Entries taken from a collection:
━━━━

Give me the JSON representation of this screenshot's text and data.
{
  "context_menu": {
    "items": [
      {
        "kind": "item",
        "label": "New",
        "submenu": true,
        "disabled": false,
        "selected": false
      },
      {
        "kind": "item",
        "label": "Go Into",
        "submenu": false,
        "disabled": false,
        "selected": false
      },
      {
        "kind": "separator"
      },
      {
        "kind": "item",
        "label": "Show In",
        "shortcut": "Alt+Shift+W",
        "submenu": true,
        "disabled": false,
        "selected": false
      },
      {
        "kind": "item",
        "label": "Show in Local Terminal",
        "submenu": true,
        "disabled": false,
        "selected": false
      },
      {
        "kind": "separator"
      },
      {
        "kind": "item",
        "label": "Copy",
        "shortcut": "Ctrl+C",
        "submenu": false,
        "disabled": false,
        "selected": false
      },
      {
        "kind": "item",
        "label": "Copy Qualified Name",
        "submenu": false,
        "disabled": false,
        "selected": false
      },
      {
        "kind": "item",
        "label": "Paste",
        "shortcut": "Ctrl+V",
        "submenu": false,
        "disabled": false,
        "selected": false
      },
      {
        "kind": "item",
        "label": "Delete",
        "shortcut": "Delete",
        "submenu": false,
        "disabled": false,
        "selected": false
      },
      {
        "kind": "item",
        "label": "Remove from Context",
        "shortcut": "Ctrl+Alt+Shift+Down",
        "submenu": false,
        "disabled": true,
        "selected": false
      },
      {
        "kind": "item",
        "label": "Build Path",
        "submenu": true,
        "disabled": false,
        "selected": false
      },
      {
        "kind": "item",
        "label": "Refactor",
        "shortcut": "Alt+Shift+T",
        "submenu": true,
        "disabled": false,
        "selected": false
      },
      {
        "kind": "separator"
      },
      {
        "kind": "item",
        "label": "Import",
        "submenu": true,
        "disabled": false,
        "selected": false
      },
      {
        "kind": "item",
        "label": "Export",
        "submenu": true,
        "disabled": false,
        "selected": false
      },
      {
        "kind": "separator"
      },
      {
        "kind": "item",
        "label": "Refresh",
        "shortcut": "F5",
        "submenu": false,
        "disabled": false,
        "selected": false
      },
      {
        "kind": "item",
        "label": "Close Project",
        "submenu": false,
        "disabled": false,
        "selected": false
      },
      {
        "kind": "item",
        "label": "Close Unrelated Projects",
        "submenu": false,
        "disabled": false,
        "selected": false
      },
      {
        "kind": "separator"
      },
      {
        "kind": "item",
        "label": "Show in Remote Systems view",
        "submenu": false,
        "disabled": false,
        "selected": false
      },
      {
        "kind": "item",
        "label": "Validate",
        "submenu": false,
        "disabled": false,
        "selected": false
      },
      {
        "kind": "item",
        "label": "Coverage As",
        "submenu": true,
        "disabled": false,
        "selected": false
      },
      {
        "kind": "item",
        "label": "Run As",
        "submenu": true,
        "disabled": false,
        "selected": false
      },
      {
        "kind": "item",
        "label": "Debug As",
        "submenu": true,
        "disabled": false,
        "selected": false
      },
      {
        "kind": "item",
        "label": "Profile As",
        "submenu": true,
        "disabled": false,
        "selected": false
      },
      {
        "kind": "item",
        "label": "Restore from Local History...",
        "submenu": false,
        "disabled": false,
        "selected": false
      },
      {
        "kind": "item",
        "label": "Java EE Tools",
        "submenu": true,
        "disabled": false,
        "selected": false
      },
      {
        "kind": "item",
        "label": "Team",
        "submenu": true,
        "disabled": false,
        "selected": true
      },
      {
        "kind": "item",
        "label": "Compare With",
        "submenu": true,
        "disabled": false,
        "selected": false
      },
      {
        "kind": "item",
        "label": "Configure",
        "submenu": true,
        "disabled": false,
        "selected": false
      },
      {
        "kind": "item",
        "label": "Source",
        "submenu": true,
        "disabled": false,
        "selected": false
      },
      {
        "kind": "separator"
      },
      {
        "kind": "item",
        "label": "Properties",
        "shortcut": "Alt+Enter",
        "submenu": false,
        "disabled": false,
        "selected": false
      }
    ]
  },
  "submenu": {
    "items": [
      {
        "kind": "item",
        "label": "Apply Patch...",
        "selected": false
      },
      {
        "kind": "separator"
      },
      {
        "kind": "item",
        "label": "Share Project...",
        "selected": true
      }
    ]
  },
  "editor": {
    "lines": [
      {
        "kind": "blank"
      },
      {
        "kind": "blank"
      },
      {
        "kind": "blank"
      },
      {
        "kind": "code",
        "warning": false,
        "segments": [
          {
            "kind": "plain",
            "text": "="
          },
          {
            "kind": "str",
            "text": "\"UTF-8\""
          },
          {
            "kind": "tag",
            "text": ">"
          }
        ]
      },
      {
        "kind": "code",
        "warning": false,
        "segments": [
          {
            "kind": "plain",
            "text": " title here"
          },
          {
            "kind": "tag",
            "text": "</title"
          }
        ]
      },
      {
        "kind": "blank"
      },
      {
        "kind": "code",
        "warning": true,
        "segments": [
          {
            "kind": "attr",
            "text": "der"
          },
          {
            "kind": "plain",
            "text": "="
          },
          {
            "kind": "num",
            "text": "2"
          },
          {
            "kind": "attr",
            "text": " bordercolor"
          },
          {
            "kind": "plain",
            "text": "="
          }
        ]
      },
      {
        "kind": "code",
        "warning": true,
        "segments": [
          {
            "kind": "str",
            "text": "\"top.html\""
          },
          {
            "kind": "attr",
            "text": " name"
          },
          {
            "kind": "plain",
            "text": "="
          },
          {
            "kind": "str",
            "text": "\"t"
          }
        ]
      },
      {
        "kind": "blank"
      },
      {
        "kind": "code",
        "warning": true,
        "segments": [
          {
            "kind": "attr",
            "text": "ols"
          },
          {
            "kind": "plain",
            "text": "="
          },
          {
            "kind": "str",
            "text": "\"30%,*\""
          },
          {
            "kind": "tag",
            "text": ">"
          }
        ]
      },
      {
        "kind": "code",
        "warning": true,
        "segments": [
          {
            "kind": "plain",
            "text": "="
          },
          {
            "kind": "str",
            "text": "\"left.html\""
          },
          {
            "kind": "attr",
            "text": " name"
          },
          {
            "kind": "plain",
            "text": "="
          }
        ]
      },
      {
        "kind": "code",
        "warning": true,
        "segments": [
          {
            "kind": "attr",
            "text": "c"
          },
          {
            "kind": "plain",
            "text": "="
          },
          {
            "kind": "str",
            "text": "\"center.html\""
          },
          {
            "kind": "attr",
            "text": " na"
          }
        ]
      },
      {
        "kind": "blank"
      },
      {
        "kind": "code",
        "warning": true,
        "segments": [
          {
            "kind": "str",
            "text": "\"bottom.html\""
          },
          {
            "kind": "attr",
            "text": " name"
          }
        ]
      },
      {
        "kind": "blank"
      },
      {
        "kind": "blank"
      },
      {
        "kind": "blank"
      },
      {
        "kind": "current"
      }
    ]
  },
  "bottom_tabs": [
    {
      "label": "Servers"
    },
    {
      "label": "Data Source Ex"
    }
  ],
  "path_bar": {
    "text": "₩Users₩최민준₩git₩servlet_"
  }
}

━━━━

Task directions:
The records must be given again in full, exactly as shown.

Output:
Give me the JSON representation of this screenshot's text and data.
{
  "context_menu": {
    "items": [
      {
        "kind": "item",
        "label": "New",
        "submenu": true,
        "disabled": false,
        "selected": false
      },
      {
        "kind": "item",
        "label": "Go Into",
        "submenu": false,
        "disabled": false,
        "selected": false
      },
      {
        "kind": "separator"
      },
      {
        "kind": "item",
        "label": "Show In",
        "shortcut": "Alt+Shift+W",
        "submenu": true,
        "disabled": false,
        "selected": false
      },
      {
        "kind": "item",
        "label": "Show in Local Terminal",
        "submenu": true,
        "disabled": false,
        "selected": false
      },
      {
        "kind": "separator"
      },
      {
        "kind": "item",
        "label": "Copy",
        "shortcut": "Ctrl+C",
        "submenu": false,
        "disabled": false,
        "selected": false
      },
      {
        "kind": "item",
        "label": "Copy Qualified Name",
        "submenu": false,
        "disabled": false,
        "selected": false
      },
      {
        "kind": "item",
        "label": "Paste",
        "shortcut": "Ctrl+V",
        "submenu": false,
        "disabled": false,
        "selected": false
      },
      {
        "kind": "item",
        "label": "Delete",
        "shortcut": "Delete",
        "submenu": false,
        "disabled": false,
        "selected": false
      },
      {
        "kind": "item",
        "label": "Remove from Context",
        "shortcut": "Ctrl+Alt+Shift+Down",
        "submenu": false,
        "disabled": true,
        "selected": false
      },
      {
        "kind": "item",
        "label": "Build Path",
        "submenu": true,
        "disabled": false,
        "selected": false
      },
      {
        "kind": "item",
        "label": "Refactor",
        "shortcut": "Alt+Shift+T",
        "submenu": true,
        "disabled": false,
        "selected": false
      },
      {
        "kind": "separator"
      },
      {
        "kind": "item",
        "label": "Import",
        "submenu": true,
        "disabled": false,
        "selected": false
      },
      {
        "kind": "item",
        "label": "Export",
        "submenu": true,
        "disabled": false,
        "selected": false
      },
      {
        "kind": "separator"
      },
      {
        "kind": "item",
        "label": "Refresh",
        "shortcut": "F5",
        "submenu": false,
        "disabled": false,
        "selected": false
      },
      {
        "kind": "item",
        "label": "Close Project",
        "submenu": false,
        "disabled": false,
        "selected": false
      },
      {
        "kind": "item",
        "label": "Close Unrelated Projects",
        "submenu": false,
        "disabled": false,
        "selected": false
      },
      {
        "kind": "separator"
      },
      {
        "kind": "item",
        "label": "Show in Remote Systems view",
        "submenu": false,
        "disabled": false,
        "selected": false
      },
      {
        "kind": "item",
        "label": "Validate",
        "submenu": false,
        "disabled": false,
        "selected": false
      },
      {
        "kind": "item",
        "label": "Coverage As",
        "submenu": true,
        "disabled": false,
        "selected": false
      },
      {
        "kind": "item",
        "label": "Run As",
        "submenu": true,
        "disabled": false,
        "selected": false
      },
      {
        "kind": "item",
        "label": "Debug As",
        "submenu": true,
        "disabled": false,
        "selected": false
      },
      {
        "kind": "item",
        "label": "Profile As",
        "submenu": true,
        "disabled": false,
        "selected": false
      },
      {
        "kind": "item",
        "label": "Restore from Local History...",
        "submenu": false,
        "disabled": false,
        "selected": false
      },
      {
        "kind": "item",
        "label": "Java EE Tools",
        "submenu": true,
        "disabled": false,
        "selected": false
      },
      {
        "kind": "item",
        "label": "Team",
        "submenu": true,
        "disabled": false,
        "selected": true
      },
      {
        "kind": "item",
        "label": "Compare With",
        "submenu": true,
        "disabled": false,
        "selected": false
      },
      {
        "kind": "item",
        "label": "Configure",
        "submenu": true,
        "disabled": false,
        "selected": false
      },
      {
        "kind": "item",
        "label": "Source",
        "submenu": true,
        "disabled": false,
        "selected": false
      },
      {
        "kind": "separator"
      },
      {
        "kind": "item",
        "label": "Properties",
        "shortcut": "Alt+Enter",
        "submenu": false,
        "disabled": false,
        "selected": false
      }
    ]
  },
  "submenu": {
    "items": [
      {
        "kind": "item",
        "label": "Apply Patch...",
        "selected": false
      },
      {
        "kind": "separator"
      },
      {
        "kind": "item",
        "label": "Share Project...",
        "selected": true
      }
    ]
  },
  "editor": {
    "lines": [
      {
        "kind": "blank"
      },
      {
        "kind": "blank"
      },
      {
        "kind": "blank"
      },
      {
        "kind": "code",
        "warning": false,
        "segments": [
          {
            "kind": "plain",
            "text": "="
          },
          {
            "kind": "str",
            "text": "\"UTF-8\""
          },
          {
            "kind": "tag",
            "text": ">"
          }
        ]
      },
      {
        "kind": "code",
        "warning": false,
        "segments": [
          {
            "kind": "plain",
            "text": " title here"
          },
          {
            "kind": "tag",
            "text": "</title"
          }
        ]
      },
      {
        "kind": "blank"
      },
      {
        "kind": "code",
        "warning": true,
        "segments": [
          {
            "kind": "attr",
            "text": "der"
          },
          {
            "kind": "plain",
            "text": "="
          },
          {
            "kind": "num",
            "text": "2"
          },
          {
            "kind": "attr",
            "text": " bordercolor"
          },
          {
            "kind": "plain",
            "text": "="
          }
        ]
      },
      {
        "kind": "code",
        "warning": true,
        "segments": [
          {
            "kind": "str",
            "text": "\"top.html\""
          },
          {
            "kind": "attr",
            "text": " name"
          },
          {
            "kind": "plain",
            "text": "="
          },
          {
            "kind": "str",
            "text": "\"t"
          }
        ]
      },
      {
        "kind": "blank"
      },
      {
        "kind": "code",
        "warning": true,
        "segments": [
          {
            "kind": "attr",
            "text": "ols"
          },
          {
            "kind": "plain",
            "text": "="
          },
          {
            "kind": "str",
            "text": "\"30%,*\""
          },
          {
            "kind": "tag",
            "text": ">"
          }
        ]
      },
      {
        "kind": "code",
        "warning": true,
        "segments": [
          {
            "kind": "plain",
            "text": "="
          },
          {
            "kind": "str",
            "text": "\"left.html\""
          },
          {
            "kind": "attr",
            "text": " name"
          },
          {
            "kind": "plain",
            "text": "="
          }
        ]
      },
      {
        "kind": "code",
        "warning": true,
        "segments": [
          {
            "kind": "attr",
            "text": "c"
          },
          {
            "kind": "plain",
            "text": "="
          },
          {
            "kind": "str",
            "text": "\"center.html\""
          },
          {
            "kind": "attr",
            "text": " na"
          }
        ]
      },
      {
        "kind": "blank"
      },
      {
        "kind": "code",
        "warning": true,
        "segments": [
          {
            "kind": "str",
            "text": "\"bottom.html\""
          },
          {
            "kind": "attr",
            "text": " name"
          }
        ]
      },
      {
        "kind": "blank"
      },
      {
        "kind": "blank"
      },
      {
        "kind": "blank"
      },
      {
        "kind": "current"
      }
    ]
  },
  "bottom_tabs": [
    {
      "label": "Servers"
    },
    {
      "label": "Data Source Ex"
    }
  ],
  "path_bar": {
    "text": "₩Users₩최민준₩git₩servlet_"
  }
}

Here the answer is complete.